(Web page and app entries)

______________________________

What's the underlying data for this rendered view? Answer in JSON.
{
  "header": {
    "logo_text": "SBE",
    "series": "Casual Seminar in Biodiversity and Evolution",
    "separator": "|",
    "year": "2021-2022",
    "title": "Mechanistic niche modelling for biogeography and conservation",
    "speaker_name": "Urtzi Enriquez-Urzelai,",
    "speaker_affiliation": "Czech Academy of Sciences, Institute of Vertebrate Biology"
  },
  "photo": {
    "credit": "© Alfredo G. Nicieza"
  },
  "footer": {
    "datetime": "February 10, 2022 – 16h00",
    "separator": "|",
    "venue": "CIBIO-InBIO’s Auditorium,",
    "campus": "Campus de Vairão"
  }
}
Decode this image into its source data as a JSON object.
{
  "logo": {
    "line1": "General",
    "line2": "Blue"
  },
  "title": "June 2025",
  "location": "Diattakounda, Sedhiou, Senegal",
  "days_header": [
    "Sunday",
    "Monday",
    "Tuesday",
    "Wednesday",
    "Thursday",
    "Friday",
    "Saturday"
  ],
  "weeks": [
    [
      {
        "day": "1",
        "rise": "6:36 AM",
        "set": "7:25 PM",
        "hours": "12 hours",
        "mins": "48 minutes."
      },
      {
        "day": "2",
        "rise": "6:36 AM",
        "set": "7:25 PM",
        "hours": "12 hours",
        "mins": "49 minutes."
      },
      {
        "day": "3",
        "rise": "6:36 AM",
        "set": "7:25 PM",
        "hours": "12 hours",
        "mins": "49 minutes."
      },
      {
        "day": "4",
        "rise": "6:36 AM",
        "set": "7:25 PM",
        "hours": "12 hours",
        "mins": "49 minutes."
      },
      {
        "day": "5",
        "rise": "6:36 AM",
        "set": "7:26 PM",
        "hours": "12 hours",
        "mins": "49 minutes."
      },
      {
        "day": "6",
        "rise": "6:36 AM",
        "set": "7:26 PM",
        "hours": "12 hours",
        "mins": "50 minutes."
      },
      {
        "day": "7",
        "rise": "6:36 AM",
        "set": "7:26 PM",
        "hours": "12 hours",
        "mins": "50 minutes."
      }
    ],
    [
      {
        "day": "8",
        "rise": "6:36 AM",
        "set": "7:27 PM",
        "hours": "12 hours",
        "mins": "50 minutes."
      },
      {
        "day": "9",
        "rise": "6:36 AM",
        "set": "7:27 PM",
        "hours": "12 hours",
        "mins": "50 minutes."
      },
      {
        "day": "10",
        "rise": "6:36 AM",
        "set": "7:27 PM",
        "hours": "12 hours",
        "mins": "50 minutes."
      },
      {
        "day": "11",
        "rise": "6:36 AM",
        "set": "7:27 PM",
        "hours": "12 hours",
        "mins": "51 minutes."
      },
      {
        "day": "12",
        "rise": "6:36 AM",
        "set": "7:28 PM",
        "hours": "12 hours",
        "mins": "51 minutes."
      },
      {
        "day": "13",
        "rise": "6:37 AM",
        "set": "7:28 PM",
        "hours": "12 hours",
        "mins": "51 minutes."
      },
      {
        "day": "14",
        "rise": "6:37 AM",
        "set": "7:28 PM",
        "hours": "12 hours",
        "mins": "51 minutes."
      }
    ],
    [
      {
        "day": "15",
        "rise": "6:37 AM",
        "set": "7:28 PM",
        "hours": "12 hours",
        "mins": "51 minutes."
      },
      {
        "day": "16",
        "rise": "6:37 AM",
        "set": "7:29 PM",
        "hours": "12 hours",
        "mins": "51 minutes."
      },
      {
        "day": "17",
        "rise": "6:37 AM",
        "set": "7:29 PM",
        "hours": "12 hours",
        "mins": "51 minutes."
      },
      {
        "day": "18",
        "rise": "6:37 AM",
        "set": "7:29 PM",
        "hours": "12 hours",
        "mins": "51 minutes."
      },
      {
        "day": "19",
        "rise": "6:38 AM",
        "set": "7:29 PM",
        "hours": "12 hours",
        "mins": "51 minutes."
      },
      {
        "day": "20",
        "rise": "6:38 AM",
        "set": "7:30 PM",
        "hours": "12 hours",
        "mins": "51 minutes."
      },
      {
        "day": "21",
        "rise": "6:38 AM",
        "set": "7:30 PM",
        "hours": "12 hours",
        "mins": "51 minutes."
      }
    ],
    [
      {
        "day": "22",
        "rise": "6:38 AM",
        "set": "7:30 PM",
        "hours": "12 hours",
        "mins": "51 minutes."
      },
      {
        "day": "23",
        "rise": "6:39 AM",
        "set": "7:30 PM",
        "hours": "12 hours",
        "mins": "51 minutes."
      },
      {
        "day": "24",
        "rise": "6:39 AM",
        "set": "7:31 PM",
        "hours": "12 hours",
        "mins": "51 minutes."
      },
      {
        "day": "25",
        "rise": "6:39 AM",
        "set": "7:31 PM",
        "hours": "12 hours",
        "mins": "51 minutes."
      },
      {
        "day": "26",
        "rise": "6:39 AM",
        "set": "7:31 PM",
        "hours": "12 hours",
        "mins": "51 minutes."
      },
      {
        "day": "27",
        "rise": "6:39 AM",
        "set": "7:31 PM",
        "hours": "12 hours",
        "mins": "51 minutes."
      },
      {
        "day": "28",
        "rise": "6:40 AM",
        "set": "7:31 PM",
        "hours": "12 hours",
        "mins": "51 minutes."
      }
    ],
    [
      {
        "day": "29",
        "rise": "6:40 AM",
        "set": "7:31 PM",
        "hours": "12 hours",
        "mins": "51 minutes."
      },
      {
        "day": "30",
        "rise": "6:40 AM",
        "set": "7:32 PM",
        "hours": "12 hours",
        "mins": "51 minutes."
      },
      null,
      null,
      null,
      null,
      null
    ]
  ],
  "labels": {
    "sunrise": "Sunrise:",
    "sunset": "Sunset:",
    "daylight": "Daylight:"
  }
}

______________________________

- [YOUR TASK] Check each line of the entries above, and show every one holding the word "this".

- [TASK OUTPUT]
What's the underlying data for this rendered view? Answer in JSON.
Decode this image into its source data as a JSON object.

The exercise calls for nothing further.